Oooooooh how fun! Our old friend Brandon Jacobs has come back to visit. When we last saw big #27 (although he’ll wear #34 this time around… thanks Stevie Brown), he was moping on the sideline in San Francisco. That is, until he was suspended by the team for complaining about playing time and forbidden from being on the sideline.
Last time we saw him on this coast, Jacobs was helping the Giants finish a tumultuous season during which he openly complained about his lack of carries with a surprisingly epic march to the Super Bowl. Despite the team’s success that year, Jacobs had a very disappointing season, amassing only 571 yards on 152 carries, and earning himself a ticket out of town during the offseason. So given the fact that Jacobs is only one year and 2 rushing attempts in San Fran removed from his last disappointing season in Giants’ blue, what can we expect of him this year?
First, we know (and hopefully Brandon does as well) that he isn’t being brought in to be the Giants’ feature back. Despite David Wilson’s struggles, there’s no way the Giants are giving up on the guy who gave them so much confidence that they decided to let Ahmad Bradshaw sign with the Colts. Wilson is simply more talented and gives the team a better chance to win than what Jacobs can offer at this point in his career.
Second, Jacobs isn’t being brought in to “mentor” Wilson, primarily because Wilson doesn’t need mentoring. He’s been a pretty good runner when he’s gotten opportunities and flashed immense talent when he’s been able to hold onto the ball. Jacobs doesn’t need to tell him that it’s important not to fumble the ball. It’s the coaches’ job to teach him how not to.
But what the Giants’ do need right now is a complimentary runner to Wilson. During Jacobs’ first stint with the team, the Giants running game was at its best when they paired him with a quicker runner – like Bradshaw or Tiki Barber – and subbing in the bruising Jacobs whenever the situation dictated. That was supposed to be Andre Brown’s job this year. But until he returns, the Giants really have no one who can fill that power back role. The Giants need someone to convert the short yardage situations and pound the defense in order to open things up for the speedier Wilson.

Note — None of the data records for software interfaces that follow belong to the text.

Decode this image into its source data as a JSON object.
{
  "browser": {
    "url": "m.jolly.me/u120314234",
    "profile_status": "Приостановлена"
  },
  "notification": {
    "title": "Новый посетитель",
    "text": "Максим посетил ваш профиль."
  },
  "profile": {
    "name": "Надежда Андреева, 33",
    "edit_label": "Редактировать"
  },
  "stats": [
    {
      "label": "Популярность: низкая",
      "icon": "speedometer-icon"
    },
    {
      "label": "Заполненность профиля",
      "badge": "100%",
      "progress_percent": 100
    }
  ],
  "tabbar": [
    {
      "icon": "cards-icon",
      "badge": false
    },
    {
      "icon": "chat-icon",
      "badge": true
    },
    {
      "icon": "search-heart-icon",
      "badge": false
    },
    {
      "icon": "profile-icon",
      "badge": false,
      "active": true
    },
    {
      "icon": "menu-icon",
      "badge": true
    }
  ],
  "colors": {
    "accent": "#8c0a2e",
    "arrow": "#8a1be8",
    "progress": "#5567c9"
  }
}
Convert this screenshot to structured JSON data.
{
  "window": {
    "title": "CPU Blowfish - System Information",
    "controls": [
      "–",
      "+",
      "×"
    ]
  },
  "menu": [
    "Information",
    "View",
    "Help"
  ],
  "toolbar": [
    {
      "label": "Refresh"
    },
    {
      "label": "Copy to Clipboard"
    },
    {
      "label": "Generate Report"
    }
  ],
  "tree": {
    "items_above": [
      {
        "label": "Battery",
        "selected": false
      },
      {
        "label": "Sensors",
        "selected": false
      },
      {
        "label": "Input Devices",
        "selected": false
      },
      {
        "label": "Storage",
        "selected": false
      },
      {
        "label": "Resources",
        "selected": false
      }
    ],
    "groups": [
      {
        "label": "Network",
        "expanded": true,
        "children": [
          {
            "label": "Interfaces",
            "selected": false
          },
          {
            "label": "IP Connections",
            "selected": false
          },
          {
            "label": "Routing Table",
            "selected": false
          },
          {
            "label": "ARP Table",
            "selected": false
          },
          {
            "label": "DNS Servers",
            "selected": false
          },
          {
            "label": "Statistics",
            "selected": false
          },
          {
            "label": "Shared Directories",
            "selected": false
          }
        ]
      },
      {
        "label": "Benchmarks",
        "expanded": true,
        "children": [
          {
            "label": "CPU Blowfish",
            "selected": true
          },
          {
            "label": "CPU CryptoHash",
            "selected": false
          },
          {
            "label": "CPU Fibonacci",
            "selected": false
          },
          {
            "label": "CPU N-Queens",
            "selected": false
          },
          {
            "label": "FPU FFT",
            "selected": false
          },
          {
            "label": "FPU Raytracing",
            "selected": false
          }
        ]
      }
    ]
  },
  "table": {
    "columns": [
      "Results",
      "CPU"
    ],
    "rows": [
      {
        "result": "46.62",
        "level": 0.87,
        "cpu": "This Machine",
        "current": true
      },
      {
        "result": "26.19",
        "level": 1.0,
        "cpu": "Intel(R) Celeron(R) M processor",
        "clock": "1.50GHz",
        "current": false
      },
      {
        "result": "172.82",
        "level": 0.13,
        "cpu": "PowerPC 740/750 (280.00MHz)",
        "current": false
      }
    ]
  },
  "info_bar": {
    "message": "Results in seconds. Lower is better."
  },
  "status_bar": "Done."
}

Once upon a time, that was Jacobs’ specialty.
No one really knows how much BJ has left in the tank at this point in his career – not even Brandon himself. But this time around, the Giants only need him to be a role player, not the star he once was. Only time will tell if this reunion will be a happy one.
Topics: Brandon Jacobs